→ **Required work**
Return each line of the listing exactly, though without its images.

Data to process Start Marker

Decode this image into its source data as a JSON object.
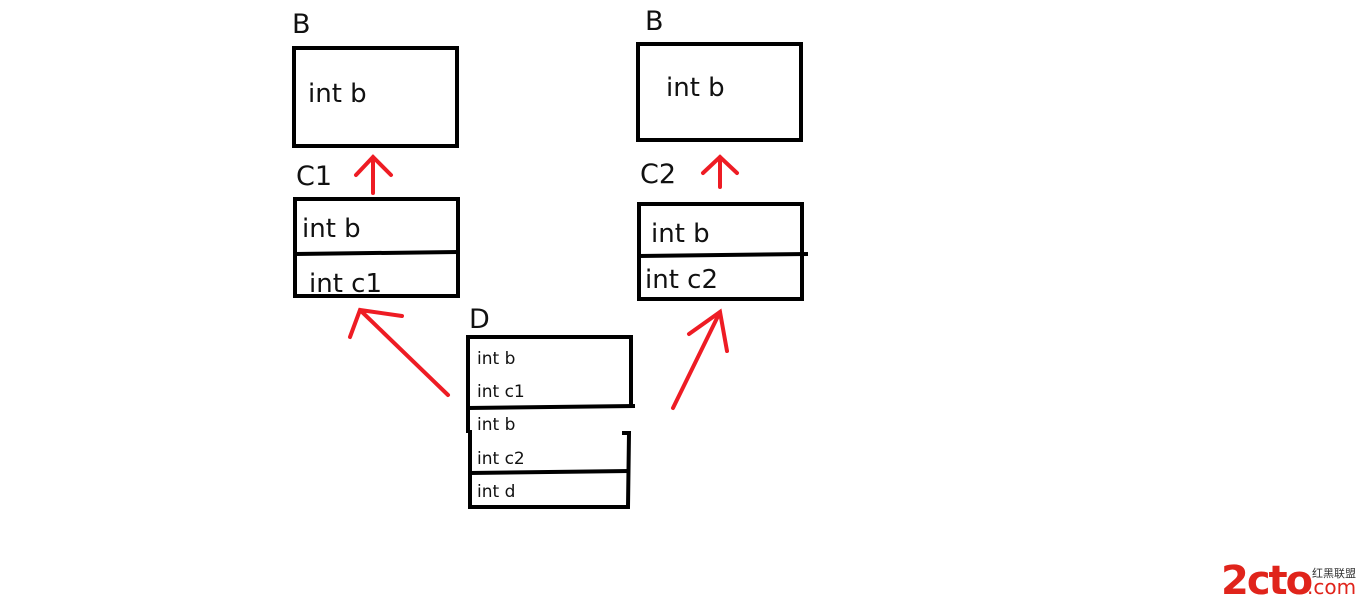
{
  "diagram": {
    "b_left": {
      "title": "B",
      "fields": [
        "int b"
      ]
    },
    "c1": {
      "title": "C1",
      "fields": [
        "int b",
        "int c1"
      ]
    },
    "b_right": {
      "title": "B",
      "fields": [
        "int b"
      ]
    },
    "c2": {
      "title": "C2",
      "fields": [
        "int b",
        "int c2"
      ]
    },
    "d": {
      "title": "D",
      "fields": [
        "int b",
        "int c1",
        "int b",
        "int c2",
        "int d"
      ]
    },
    "arrow_color": "#ee1c24"
  },
  "watermark": {
    "brand": "2cto",
    "suffix": ".com",
    "cn": "红黑联盟",
    "color": "#e0241b"
  }
}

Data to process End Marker

→ **Exercise output**
Decode this image into its source data as a JSON object.
{
  "diagram": {
    "b_left": {
      "title": "B",
      "fields": [
        "int b"
      ]
    },
    "c1": {
      "title": "C1",
      "fields": [
        "int b",
        "int c1"
      ]
    },
    "b_right": {
      "title": "B",
      "fields": [
        "int b"
      ]
    },
    "c2": {
      "title": "C2",
      "fields": [
        "int b",
        "int c2"
      ]
    },
    "d": {
      "title": "D",
      "fields": [
        "int b",
        "int c1",
        "int b",
        "int c2",
        "int d"
      ]
    },
    "arrow_color": "#ee1c24"
  },
  "watermark": {
    "brand": "2cto",
    "suffix": ".com",
    "cn": "红黑联盟",
    "color": "#e0241b"
  }
}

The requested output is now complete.